So far, so confusing… September 15, 2006Posted by isabelleinnamibia in Namibia, Uncategorized.
Ok, it’s not been long since I last wrote, but I can only access this level of technology from the city centre, and since I’m here, I thought I’d write.
And also I spent ages uploading my photos to my USB pen to find out that I messed it up, so no pictures for now, but I can tell you that it’s mostly dusty brown hills, speckled with greeny shrubs, with an expanse of bright blue skies.
The town, I mean, capital city is rather spread out and a real mix of German and African architecture, kind of hard to describe. And everything is surrounded by electric fences, barbwire or guards. Including my new home….
I moved in this morning and I must say, it isn’t what I expected. I’m living in a flat within a mansion, in the poshest part of the city, Ludwigsdorf. When we pulled up this morning, there was a luxury speedboat in the drive, which is odd, since I didn’t know there was any water around that would fit a boat (!?). Anyway, I have my own pad, with the biggest bed I have ever seen, a smart little kitchen and bathroom. It’s all new and clean, and I have a little garden too. The landlord is an incredibly well-off German chap called Arndt, who mentioned that there is a swimming pool around the back, which I am yet to see, or receive an invite to. Hardly what I expected for a placement in Africa.

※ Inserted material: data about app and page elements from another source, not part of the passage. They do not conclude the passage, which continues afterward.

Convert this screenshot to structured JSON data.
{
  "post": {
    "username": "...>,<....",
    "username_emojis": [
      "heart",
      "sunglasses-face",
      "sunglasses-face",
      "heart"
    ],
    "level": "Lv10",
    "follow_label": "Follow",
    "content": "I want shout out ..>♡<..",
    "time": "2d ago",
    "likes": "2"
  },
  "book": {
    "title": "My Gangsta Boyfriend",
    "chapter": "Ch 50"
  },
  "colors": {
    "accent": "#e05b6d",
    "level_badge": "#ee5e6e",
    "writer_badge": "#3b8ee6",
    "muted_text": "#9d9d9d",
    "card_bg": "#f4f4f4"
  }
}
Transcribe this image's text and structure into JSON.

The only draw-back is that it’s on the very edge of town. Getting around here is tricky, as taxis run like buses: they only do certain routes, you hail them down in the street, and you share them with whoever else want to go that way. So to get out, I need to walk down to the main street (about 15 minutes up and down hills) and wait for a taxi to come, and hope it is going that way. It took me 3 taxis and 30 minutes today, for a 10 minutes drive. I dread working my way home! And it isn’t safe to go out after dark either. Some of the other volunteers got mugged at machete point the other night, which was ironic since we had just had our security brief with the police that day! Oh my! (they are fine, and seemed to find more humour in it than fear!).

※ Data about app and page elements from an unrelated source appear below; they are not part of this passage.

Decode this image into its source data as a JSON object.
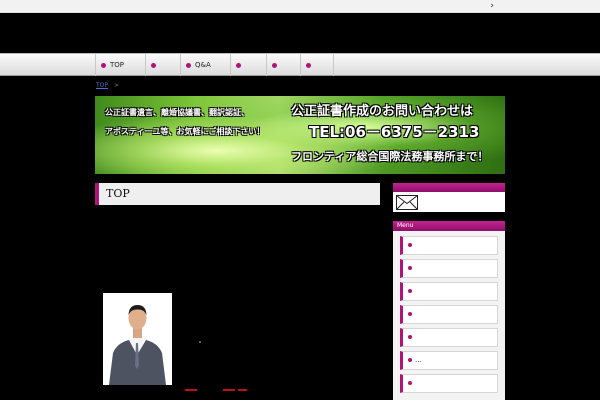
{
  "topbar": {
    "arrow": "›"
  },
  "nav": {
    "items": [
      {
        "label": "TOP"
      },
      {
        "label": ""
      },
      {
        "label": "Q&A"
      },
      {
        "label": ""
      },
      {
        "label": ""
      },
      {
        "label": ""
      }
    ]
  },
  "breadcrumb": {
    "home": "TOP",
    "sep": ">"
  },
  "banner": {
    "line1": "公正証書遺言、離婚協議書、翻訳認証、",
    "line2": "アポスティーユ等、お気軽にご相談下さい！",
    "headline": "公正証書作成のお問い合わせは",
    "tel": "TEL:06－6375－2313",
    "office": "フロンティア総合国際法務事務所まで！"
  },
  "page": {
    "title": "TOP"
  },
  "sidebar": {
    "menu_title": "Menu",
    "items": [
      {
        "label": ""
      },
      {
        "label": ""
      },
      {
        "label": ""
      },
      {
        "label": ""
      },
      {
        "label": ""
      },
      {
        "label": "..."
      },
      {
        "label": ""
      }
    ]
  },
  "colors": {
    "accent": "#b0137a",
    "background": "#000000",
    "nav": "#e6e6e6"
  },
  "icons": [
    "mail-icon",
    "bullet-icon",
    "chevron-right-icon"
  ]
}
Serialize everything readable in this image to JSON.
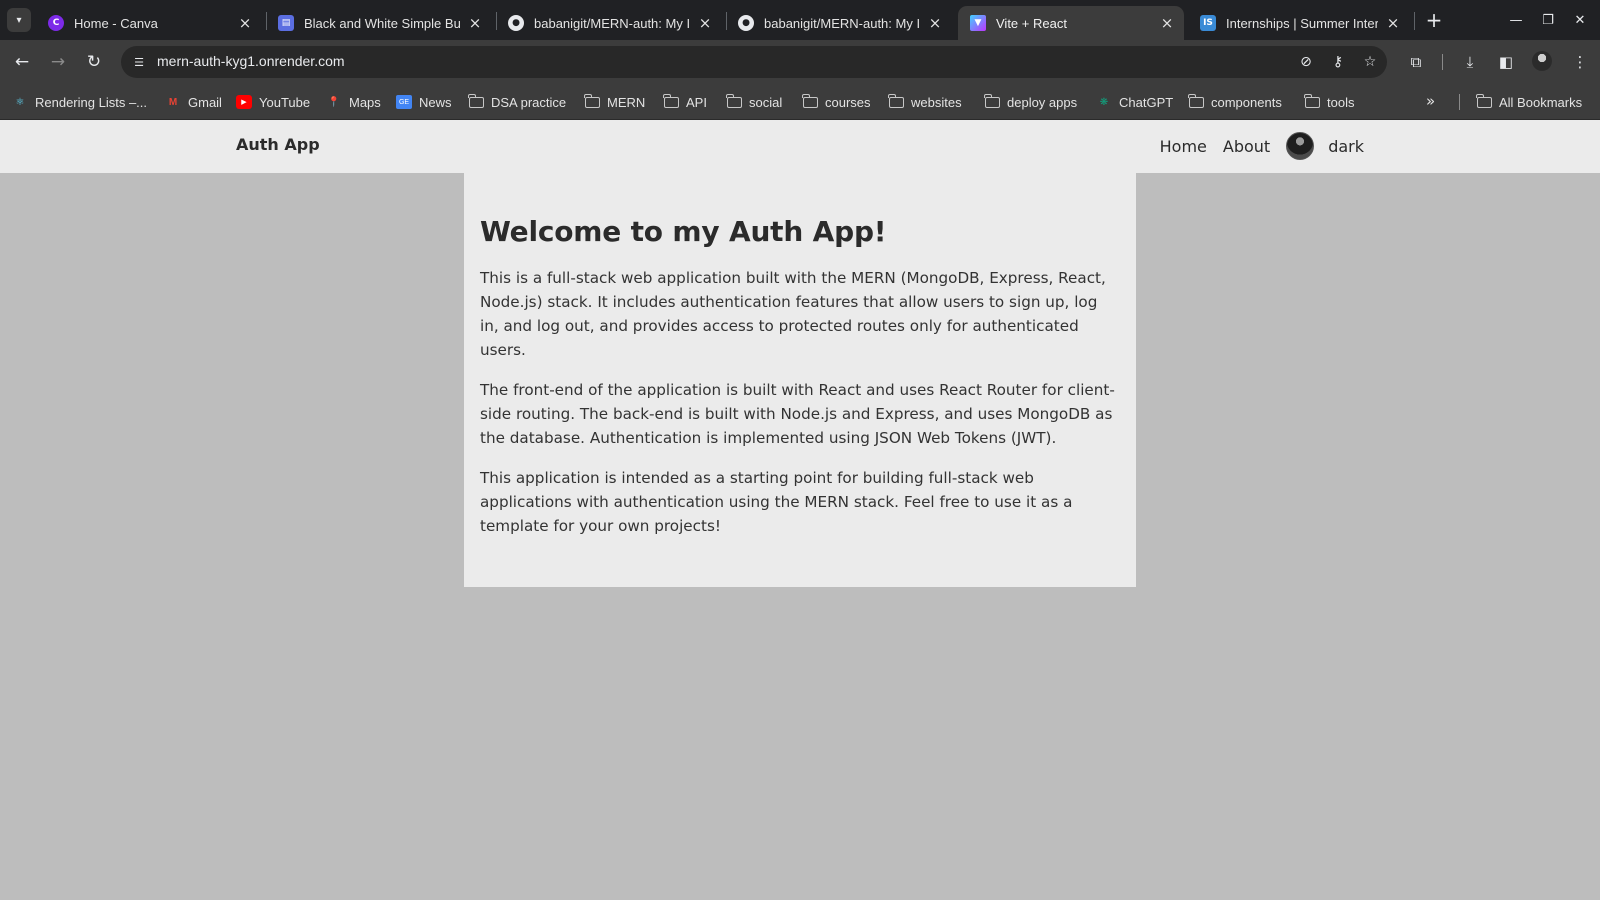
{
  "browser": {
    "tabs": [
      {
        "title": "Home - Canva",
        "favicon": "canva-icon",
        "active": false
      },
      {
        "title": "Black and White Simple Bu",
        "favicon": "document-icon",
        "active": false
      },
      {
        "title": "babanigit/MERN-auth: My I",
        "favicon": "github-icon",
        "active": false
      },
      {
        "title": "babanigit/MERN-auth: My I",
        "favicon": "github-icon",
        "active": false
      },
      {
        "title": "Vite + React",
        "favicon": "vite-icon",
        "active": true
      },
      {
        "title": "Internships | Summer Inter",
        "favicon": "internshala-icon",
        "active": false
      }
    ],
    "url": "mern-auth-kyg1.onrender.com",
    "bookmarks": [
      {
        "label": "Rendering Lists –...",
        "icon": "react-icon"
      },
      {
        "label": "Gmail",
        "icon": "gmail-icon"
      },
      {
        "label": "YouTube",
        "icon": "youtube-icon"
      },
      {
        "label": "Maps",
        "icon": "maps-icon"
      },
      {
        "label": "News",
        "icon": "news-icon"
      },
      {
        "label": "DSA practice",
        "icon": "folder-icon"
      },
      {
        "label": "MERN",
        "icon": "folder-icon"
      },
      {
        "label": "API",
        "icon": "folder-icon"
      },
      {
        "label": "social",
        "icon": "folder-icon"
      },
      {
        "label": "courses",
        "icon": "folder-icon"
      },
      {
        "label": "websites",
        "icon": "folder-icon"
      },
      {
        "label": "deploy apps",
        "icon": "folder-icon"
      },
      {
        "label": "ChatGPT",
        "icon": "chatgpt-icon"
      },
      {
        "label": "components",
        "icon": "folder-icon"
      },
      {
        "label": "tools",
        "icon": "folder-icon"
      }
    ],
    "all_bookmarks": "All Bookmarks"
  },
  "app": {
    "brand": "Auth App",
    "nav": {
      "home": "Home",
      "about": "About",
      "username": "dark"
    },
    "heading": "Welcome to my Auth App!",
    "paragraphs": [
      "This is a full-stack web application built with the MERN (MongoDB, Express, React, Node.js) stack. It includes authentication features that allow users to sign up, log in, and log out, and provides access to protected routes only for authenticated users.",
      "The front-end of the application is built with React and uses React Router for client-side routing. The back-end is built with Node.js and Express, and uses MongoDB as the database. Authentication is implemented using JSON Web Tokens (JWT).",
      "This application is intended as a starting point for building full-stack web applications with authentication using the MERN stack. Feel free to use it as a template for your own projects!"
    ]
  },
  "colors": {
    "page_background": "#bdbdbd",
    "card_background": "#ebebeb",
    "browser_frame": "#202124",
    "toolbar": "#3c3c3c"
  }
}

So all the other volunteers left for their placements this morning, many embarking on 8+ hours drives across the desert, to the hotter north. It is much more different up there apparently. An example is that in my Afrikaans language training, we learnt the basics you would expect; the oshavambo class learnt how to say ‘this is my first born, how many children do you have?’ and ‘who has taken the wooden spoon?’! Seems like I have to mug up my German, and balance that with Afrikaans, and learn pleasantries in whatever the local language is in the 3 regions I will be working in!
Tonight I’m off to the theatre with the other Windhoek-based volunteers to see the Vagina Monologues, and then on to a club. Again, not what I was expecting but I’m not complaining.

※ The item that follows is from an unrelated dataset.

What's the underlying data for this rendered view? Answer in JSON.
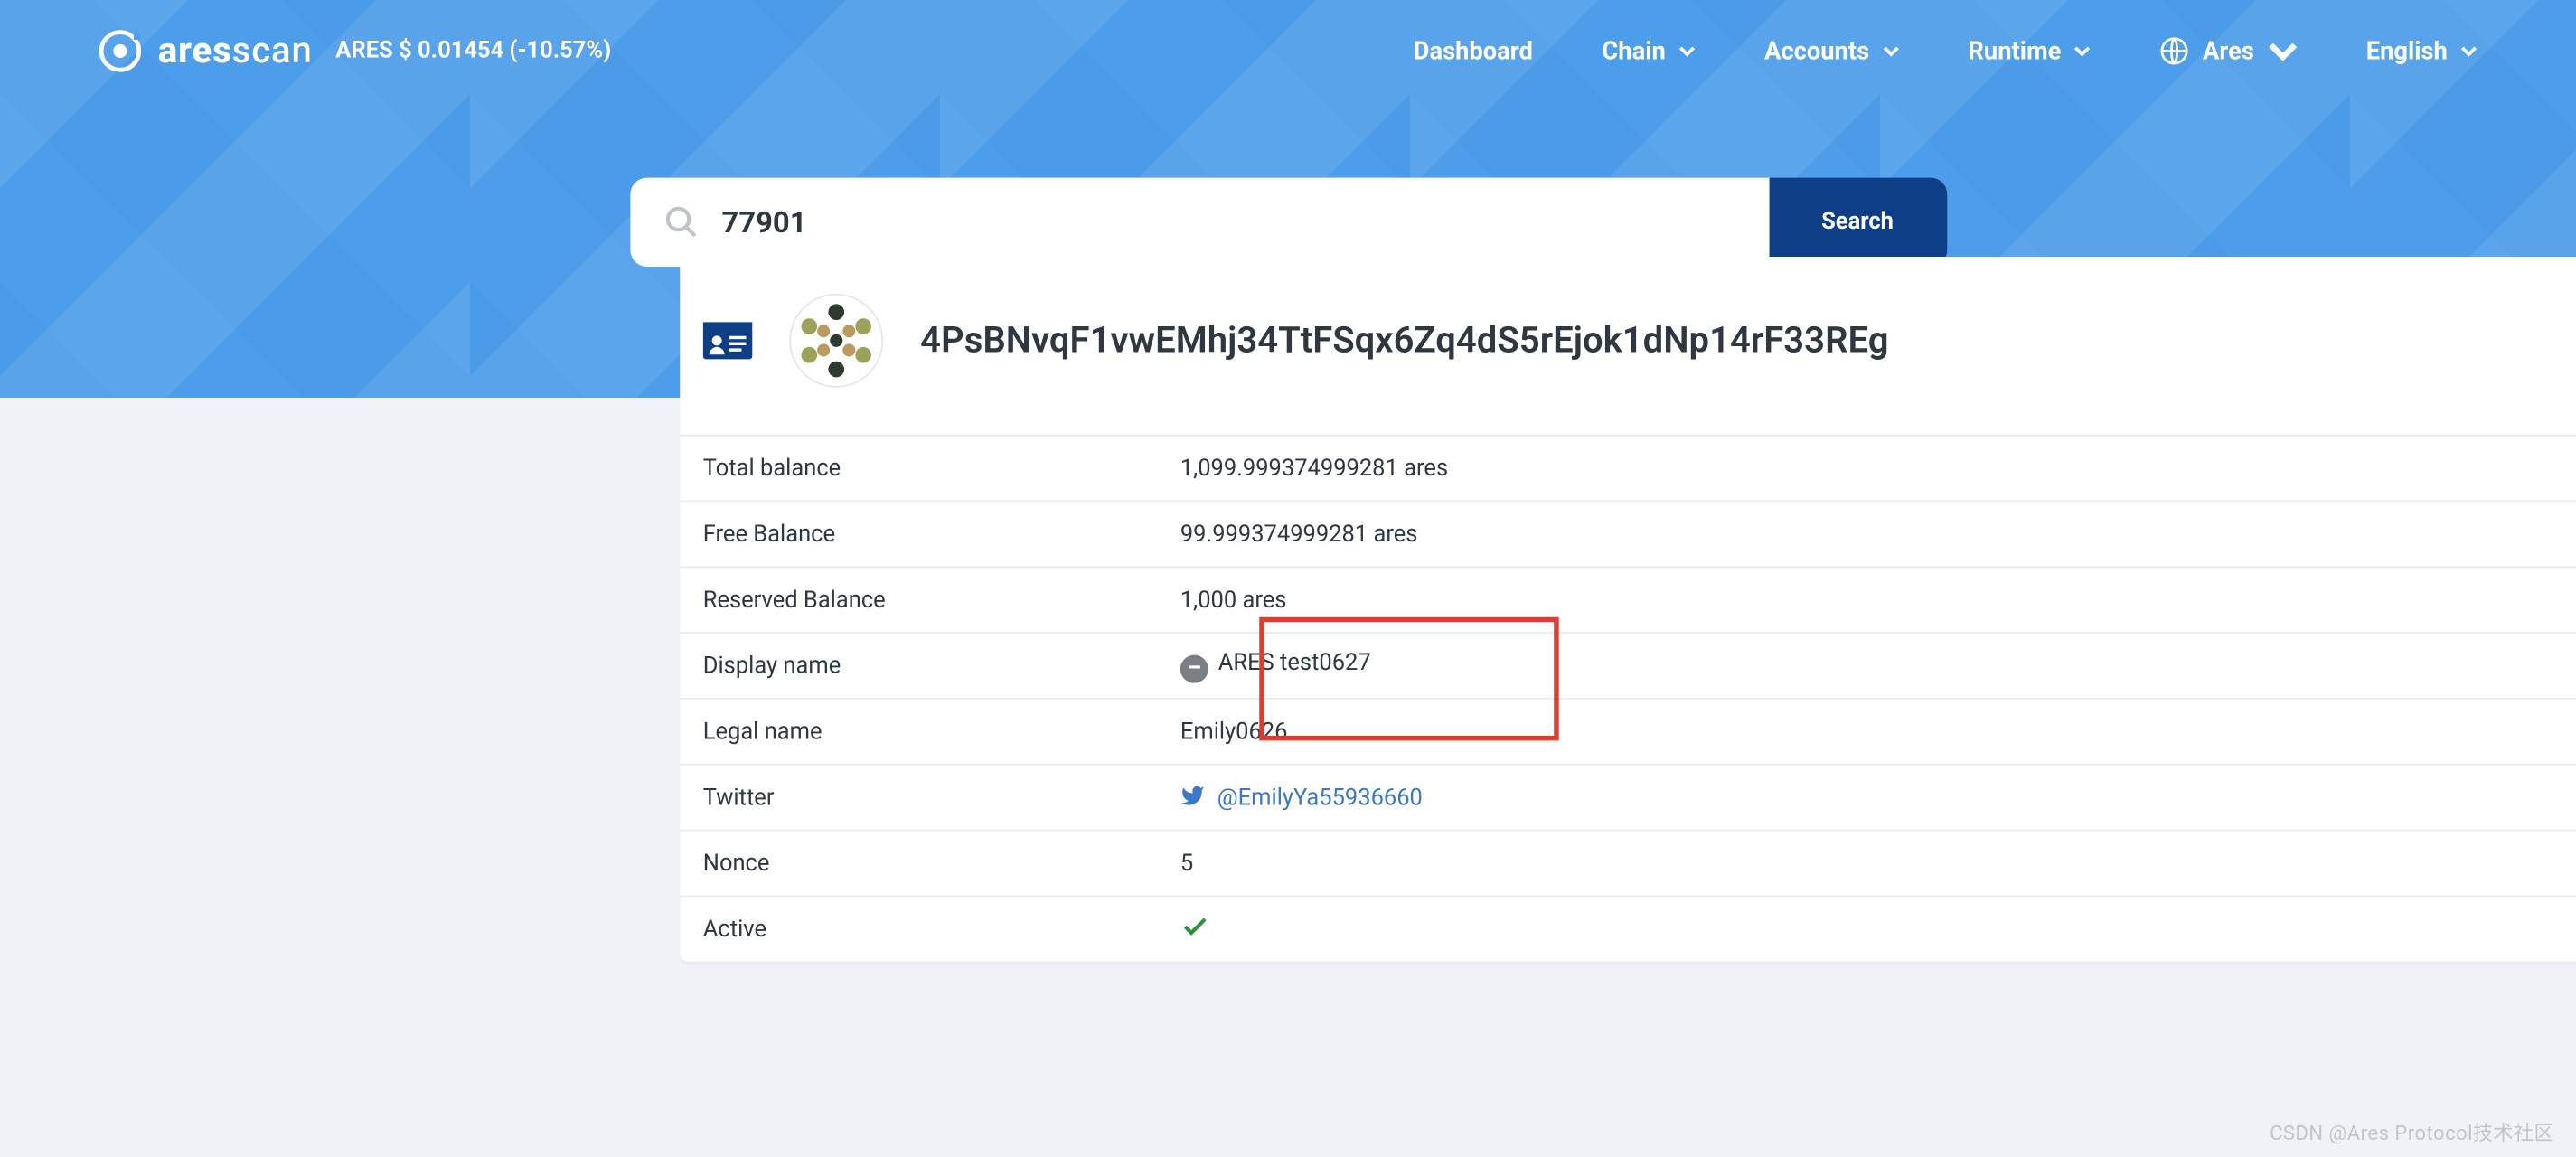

Better go, I have to get my shopping back to my house and then get myself back into town somehow before nightfall.
Oh and my contact details have been updated with address and mobile number. My new UK mobile doesn’t like being here and is refusing to cooperate, but do leave me messages here, or email or text my Namibian mobile if you want to say anything (absolutely anything).
Totsiens!! (afrikaans again!) xxx